* _EXTRACTED DATA_

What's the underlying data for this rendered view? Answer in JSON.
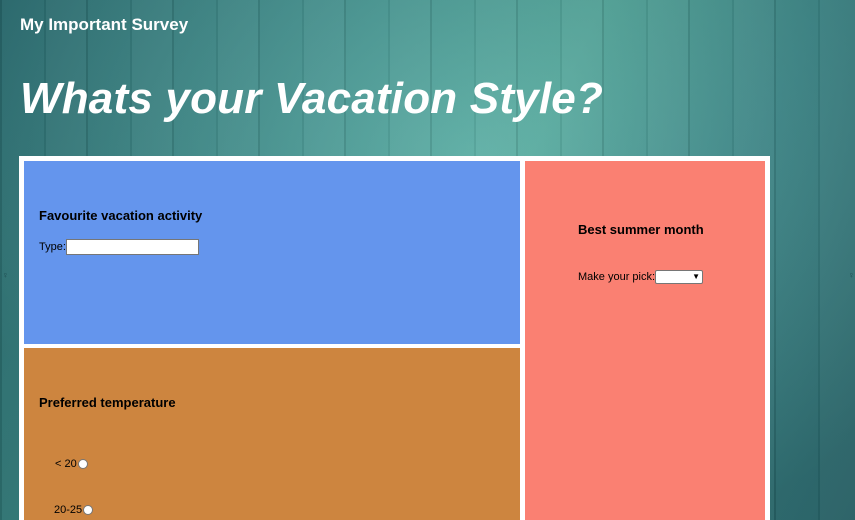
{
  "header": {
    "site_title": "My Important Survey",
    "heading": "Whats your Vacation Style?"
  },
  "activity": {
    "title": "Favourite vacation activity",
    "input_label": "Type:",
    "input_value": ""
  },
  "month": {
    "title": "Best summer month",
    "select_label": "Make your pick:",
    "selected_value": ""
  },
  "temperature": {
    "title": "Preferred temperature",
    "options": [
      {
        "label": "< 20",
        "checked": false
      },
      {
        "label": "20-25",
        "checked": false
      }
    ]
  },
  "colors": {
    "activity_panel": "#6495ed",
    "month_panel": "#fa8072",
    "temperature_panel": "#cd853f",
    "frame": "#ffffff"
  }
}
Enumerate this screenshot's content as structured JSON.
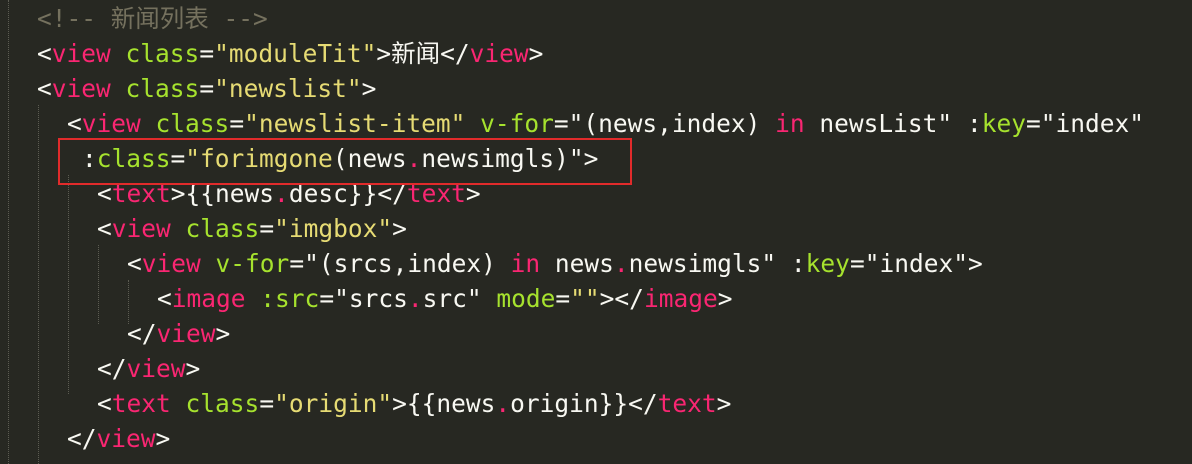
{
  "editor": {
    "lines": [
      {
        "indent": 0,
        "tokens": [
          {
            "text": "<!-- 新闻列表 -->",
            "kind": "comment"
          }
        ]
      },
      {
        "indent": 0,
        "tokens": [
          {
            "text": "<",
            "kind": "plain"
          },
          {
            "text": "view",
            "kind": "tag"
          },
          {
            "text": " ",
            "kind": "plain"
          },
          {
            "text": "class",
            "kind": "attr"
          },
          {
            "text": "=",
            "kind": "plain"
          },
          {
            "text": "\"moduleTit\"",
            "kind": "str"
          },
          {
            "text": ">新闻</",
            "kind": "plain"
          },
          {
            "text": "view",
            "kind": "tag"
          },
          {
            "text": ">",
            "kind": "plain"
          }
        ]
      },
      {
        "indent": 0,
        "tokens": [
          {
            "text": "<",
            "kind": "plain"
          },
          {
            "text": "view",
            "kind": "tag"
          },
          {
            "text": " ",
            "kind": "plain"
          },
          {
            "text": "class",
            "kind": "attr"
          },
          {
            "text": "=",
            "kind": "plain"
          },
          {
            "text": "\"newslist\"",
            "kind": "str"
          },
          {
            "text": ">",
            "kind": "plain"
          }
        ]
      },
      {
        "indent": 1,
        "tokens": [
          {
            "text": "<",
            "kind": "plain"
          },
          {
            "text": "view",
            "kind": "tag"
          },
          {
            "text": " ",
            "kind": "plain"
          },
          {
            "text": "class",
            "kind": "attr"
          },
          {
            "text": "=",
            "kind": "plain"
          },
          {
            "text": "\"newslist-item\"",
            "kind": "str"
          },
          {
            "text": " ",
            "kind": "plain"
          },
          {
            "text": "v-for",
            "kind": "attr"
          },
          {
            "text": "=",
            "kind": "plain"
          },
          {
            "text": "\"(news,index) ",
            "kind": "plain"
          },
          {
            "text": "in",
            "kind": "kw"
          },
          {
            "text": " newsList\" ",
            "kind": "plain"
          },
          {
            "text": ":",
            "kind": "plain"
          },
          {
            "text": "key",
            "kind": "attr"
          },
          {
            "text": "=",
            "kind": "plain"
          },
          {
            "text": "\"index\"",
            "kind": "plain"
          }
        ]
      },
      {
        "indent": 1.5,
        "tokens": [
          {
            "text": ":",
            "kind": "plain"
          },
          {
            "text": "class",
            "kind": "attr"
          },
          {
            "text": "=",
            "kind": "plain"
          },
          {
            "text": "\"forimgone",
            "kind": "str"
          },
          {
            "text": "(news",
            "kind": "plain"
          },
          {
            "text": ".",
            "kind": "tag"
          },
          {
            "text": "newsimgls)\">",
            "kind": "plain"
          }
        ]
      },
      {
        "indent": 2,
        "tokens": [
          {
            "text": "<",
            "kind": "plain"
          },
          {
            "text": "text",
            "kind": "tag"
          },
          {
            "text": ">{{news",
            "kind": "plain"
          },
          {
            "text": ".",
            "kind": "tag"
          },
          {
            "text": "desc}}</",
            "kind": "plain"
          },
          {
            "text": "text",
            "kind": "tag"
          },
          {
            "text": ">",
            "kind": "plain"
          }
        ]
      },
      {
        "indent": 2,
        "tokens": [
          {
            "text": "<",
            "kind": "plain"
          },
          {
            "text": "view",
            "kind": "tag"
          },
          {
            "text": " ",
            "kind": "plain"
          },
          {
            "text": "class",
            "kind": "attr"
          },
          {
            "text": "=",
            "kind": "plain"
          },
          {
            "text": "\"imgbox\"",
            "kind": "str"
          },
          {
            "text": ">",
            "kind": "plain"
          }
        ]
      },
      {
        "indent": 3,
        "tokens": [
          {
            "text": "<",
            "kind": "plain"
          },
          {
            "text": "view",
            "kind": "tag"
          },
          {
            "text": " ",
            "kind": "plain"
          },
          {
            "text": "v-for",
            "kind": "attr"
          },
          {
            "text": "=",
            "kind": "plain"
          },
          {
            "text": "\"(srcs,index) ",
            "kind": "plain"
          },
          {
            "text": "in",
            "kind": "kw"
          },
          {
            "text": " news",
            "kind": "plain"
          },
          {
            "text": ".",
            "kind": "tag"
          },
          {
            "text": "newsimgls\" ",
            "kind": "plain"
          },
          {
            "text": ":",
            "kind": "plain"
          },
          {
            "text": "key",
            "kind": "attr"
          },
          {
            "text": "=",
            "kind": "plain"
          },
          {
            "text": "\"index\"",
            "kind": "plain"
          },
          {
            "text": ">",
            "kind": "plain"
          }
        ]
      },
      {
        "indent": 4,
        "tokens": [
          {
            "text": "<",
            "kind": "plain"
          },
          {
            "text": "image",
            "kind": "tag"
          },
          {
            "text": " ",
            "kind": "plain"
          },
          {
            "text": ":src",
            "kind": "attr"
          },
          {
            "text": "=",
            "kind": "plain"
          },
          {
            "text": "\"srcs",
            "kind": "plain"
          },
          {
            "text": ".",
            "kind": "tag"
          },
          {
            "text": "src\" ",
            "kind": "plain"
          },
          {
            "text": "mode",
            "kind": "attr"
          },
          {
            "text": "=",
            "kind": "plain"
          },
          {
            "text": "\"\"",
            "kind": "str"
          },
          {
            "text": "></",
            "kind": "plain"
          },
          {
            "text": "image",
            "kind": "tag"
          },
          {
            "text": ">",
            "kind": "plain"
          }
        ]
      },
      {
        "indent": 3,
        "tokens": [
          {
            "text": "</",
            "kind": "plain"
          },
          {
            "text": "view",
            "kind": "tag"
          },
          {
            "text": ">",
            "kind": "plain"
          }
        ]
      },
      {
        "indent": 2,
        "tokens": [
          {
            "text": "</",
            "kind": "plain"
          },
          {
            "text": "view",
            "kind": "tag"
          },
          {
            "text": ">",
            "kind": "plain"
          }
        ]
      },
      {
        "indent": 2,
        "tokens": [
          {
            "text": "<",
            "kind": "plain"
          },
          {
            "text": "text",
            "kind": "tag"
          },
          {
            "text": " ",
            "kind": "plain"
          },
          {
            "text": "class",
            "kind": "attr"
          },
          {
            "text": "=",
            "kind": "plain"
          },
          {
            "text": "\"origin\"",
            "kind": "str"
          },
          {
            "text": ">{{news",
            "kind": "plain"
          },
          {
            "text": ".",
            "kind": "tag"
          },
          {
            "text": "origin}}</",
            "kind": "plain"
          },
          {
            "text": "text",
            "kind": "tag"
          },
          {
            "text": ">",
            "kind": "plain"
          }
        ]
      },
      {
        "indent": 1,
        "tokens": [
          {
            "text": "</",
            "kind": "plain"
          },
          {
            "text": "view",
            "kind": "tag"
          },
          {
            "text": ">",
            "kind": "plain"
          }
        ]
      }
    ],
    "colors": {
      "background": "#272822",
      "plain": "#f8f8f2",
      "tag": "#f92672",
      "attr": "#a6e22e",
      "string": "#e6db74",
      "comment": "#75715e",
      "highlight_box": "#e12b2b"
    }
  }
}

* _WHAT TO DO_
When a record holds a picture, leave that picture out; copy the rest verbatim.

* _RESULT FOR THIS TASK_
What's the underlying data for this rendered view? Answer in JSON.
{
  "header": {
    "site_title": "My Important Survey",
    "heading": "Whats your Vacation Style?"
  },
  "activity": {
    "title": "Favourite vacation activity",
    "input_label": "Type:",
    "input_value": ""
  },
  "month": {
    "title": "Best summer month",
    "select_label": "Make your pick:",
    "selected_value": ""
  },
  "temperature": {
    "title": "Preferred temperature",
    "options": [
      {
        "label": "< 20",
        "checked": false
      },
      {
        "label": "20-25",
        "checked": false
      }
    ]
  },
  "colors": {
    "activity_panel": "#6495ed",
    "month_panel": "#fa8072",
    "temperature_panel": "#cd853f",
    "frame": "#ffffff"
  }
}
Enumerate this screenshot's content as structured JSON.
{
  "editor": {
    "lines": [
      {
        "indent": 0,
        "tokens": [
          {
            "text": "<!-- 新闻列表 -->",
            "kind": "comment"
          }
        ]
      },
      {
        "indent": 0,
        "tokens": [
          {
            "text": "<",
            "kind": "plain"
          },
          {
            "text": "view",
            "kind": "tag"
          },
          {
            "text": " ",
            "kind": "plain"
          },
          {
            "text": "class",
            "kind": "attr"
          },
          {
            "text": "=",
            "kind": "plain"
          },
          {
            "text": "\"moduleTit\"",
            "kind": "str"
          },
          {
            "text": ">新闻</",
            "kind": "plain"
          },
          {
            "text": "view",
            "kind": "tag"
          },
          {
            "text": ">",
            "kind": "plain"
          }
        ]
      },
      {
        "indent": 0,
        "tokens": [
          {
            "text": "<",
            "kind": "plain"
          },
          {
            "text": "view",
            "kind": "tag"
          },
          {
            "text": " ",
            "kind": "plain"
          },
          {
            "text": "class",
            "kind": "attr"
          },
          {
            "text": "=",
            "kind": "plain"
          },
          {
            "text": "\"newslist\"",
            "kind": "str"
          },
          {
            "text": ">",
            "kind": "plain"
          }
        ]
      },
      {
        "indent": 1,
        "tokens": [
          {
            "text": "<",
            "kind": "plain"
          },
          {
            "text": "view",
            "kind": "tag"
          },
          {
            "text": " ",
            "kind": "plain"
          },
          {
            "text": "class",
            "kind": "attr"
          },
          {
            "text": "=",
            "kind": "plain"
          },
          {
            "text": "\"newslist-item\"",
            "kind": "str"
          },
          {
            "text": " ",
            "kind": "plain"
          },
          {
            "text": "v-for",
            "kind": "attr"
          },
          {
            "text": "=",
            "kind": "plain"
          },
          {
            "text": "\"(news,index) ",
            "kind": "plain"
          },
          {
            "text": "in",
            "kind": "kw"
          },
          {
            "text": " newsList\" ",
            "kind": "plain"
          },
          {
            "text": ":",
            "kind": "plain"
          },
          {
            "text": "key",
            "kind": "attr"
          },
          {
            "text": "=",
            "kind": "plain"
          },
          {
            "text": "\"index\"",
            "kind": "plain"
          }
        ]
      },
      {
        "indent": 1.5,
        "tokens": [
          {
            "text": ":",
            "kind": "plain"
          },
          {
            "text": "class",
            "kind": "attr"
          },
          {
            "text": "=",
            "kind": "plain"
          },
          {
            "text": "\"forimgone",
            "kind": "str"
          },
          {
            "text": "(news",
            "kind": "plain"
          },
          {
            "text": ".",
            "kind": "tag"
          },
          {
            "text": "newsimgls)\">",
            "kind": "plain"
          }
        ]
      },
      {
        "indent": 2,
        "tokens": [
          {
            "text": "<",
            "kind": "plain"
          },
          {
            "text": "text",
            "kind": "tag"
          },
          {
            "text": ">{{news",
            "kind": "plain"
          },
          {
            "text": ".",
            "kind": "tag"
          },
          {
            "text": "desc}}</",
            "kind": "plain"
          },
          {
            "text": "text",
            "kind": "tag"
          },
          {
            "text": ">",
            "kind": "plain"
          }
        ]
      },
      {
        "indent": 2,
        "tokens": [
          {
            "text": "<",
            "kind": "plain"
          },
          {
            "text": "view",
            "kind": "tag"
          },
          {
            "text": " ",
            "kind": "plain"
          },
          {
            "text": "class",
            "kind": "attr"
          },
          {
            "text": "=",
            "kind": "plain"
          },
          {
            "text": "\"imgbox\"",
            "kind": "str"
          },
          {
            "text": ">",
            "kind": "plain"
          }
        ]
      },
      {
        "indent": 3,
        "tokens": [
          {
            "text": "<",
            "kind": "plain"
          },
          {
            "text": "view",
            "kind": "tag"
          },
          {
            "text": " ",
            "kind": "plain"
          },
          {
            "text": "v-for",
            "kind": "attr"
          },
          {
            "text": "=",
            "kind": "plain"
          },
          {
            "text": "\"(srcs,index) ",
            "kind": "plain"
          },
          {
            "text": "in",
            "kind": "kw"
          },
          {
            "text": " news",
            "kind": "plain"
          },
          {
            "text": ".",
            "kind": "tag"
          },
          {
            "text": "newsimgls\" ",
            "kind": "plain"
          },
          {
            "text": ":",
            "kind": "plain"
          },
          {
            "text": "key",
            "kind": "attr"
          },
          {
            "text": "=",
            "kind": "plain"
          },
          {
            "text": "\"index\"",
            "kind": "plain"
          },
          {
            "text": ">",
            "kind": "plain"
          }
        ]
      },
      {
        "indent": 4,
        "tokens": [
          {
            "text": "<",
            "kind": "plain"
          },
          {
            "text": "image",
            "kind": "tag"
          },
          {
            "text": " ",
            "kind": "plain"
          },
          {
            "text": ":src",
            "kind": "attr"
          },
          {
            "text": "=",
            "kind": "plain"
          },
          {
            "text": "\"srcs",
            "kind": "plain"
          },
          {
            "text": ".",
            "kind": "tag"
          },
          {
            "text": "src\" ",
            "kind": "plain"
          },
          {
            "text": "mode",
            "kind": "attr"
          },
          {
            "text": "=",
            "kind": "plain"
          },
          {
            "text": "\"\"",
            "kind": "str"
          },
          {
            "text": "></",
            "kind": "plain"
          },
          {
            "text": "image",
            "kind": "tag"
          },
          {
            "text": ">",
            "kind": "plain"
          }
        ]
      },
      {
        "indent": 3,
        "tokens": [
          {
            "text": "</",
            "kind": "plain"
          },
          {
            "text": "view",
            "kind": "tag"
          },
          {
            "text": ">",
            "kind": "plain"
          }
        ]
      },
      {
        "indent": 2,
        "tokens": [
          {
            "text": "</",
            "kind": "plain"
          },
          {
            "text": "view",
            "kind": "tag"
          },
          {
            "text": ">",
            "kind": "plain"
          }
        ]
      },
      {
        "indent": 2,
        "tokens": [
          {
            "text": "<",
            "kind": "plain"
          },
          {
            "text": "text",
            "kind": "tag"
          },
          {
            "text": " ",
            "kind": "plain"
          },
          {
            "text": "class",
            "kind": "attr"
          },
          {
            "text": "=",
            "kind": "plain"
          },
          {
            "text": "\"origin\"",
            "kind": "str"
          },
          {
            "text": ">{{news",
            "kind": "plain"
          },
          {
            "text": ".",
            "kind": "tag"
          },
          {
            "text": "origin}}</",
            "kind": "plain"
          },
          {
            "text": "text",
            "kind": "tag"
          },
          {
            "text": ">",
            "kind": "plain"
          }
        ]
      },
      {
        "indent": 1,
        "tokens": [
          {
            "text": "</",
            "kind": "plain"
          },
          {
            "text": "view",
            "kind": "tag"
          },
          {
            "text": ">",
            "kind": "plain"
          }
        ]
      }
    ],
    "colors": {
      "background": "#272822",
      "plain": "#f8f8f2",
      "tag": "#f92672",
      "attr": "#a6e22e",
      "string": "#e6db74",
      "comment": "#75715e",
      "highlight_box": "#e12b2b"
    }
  }
}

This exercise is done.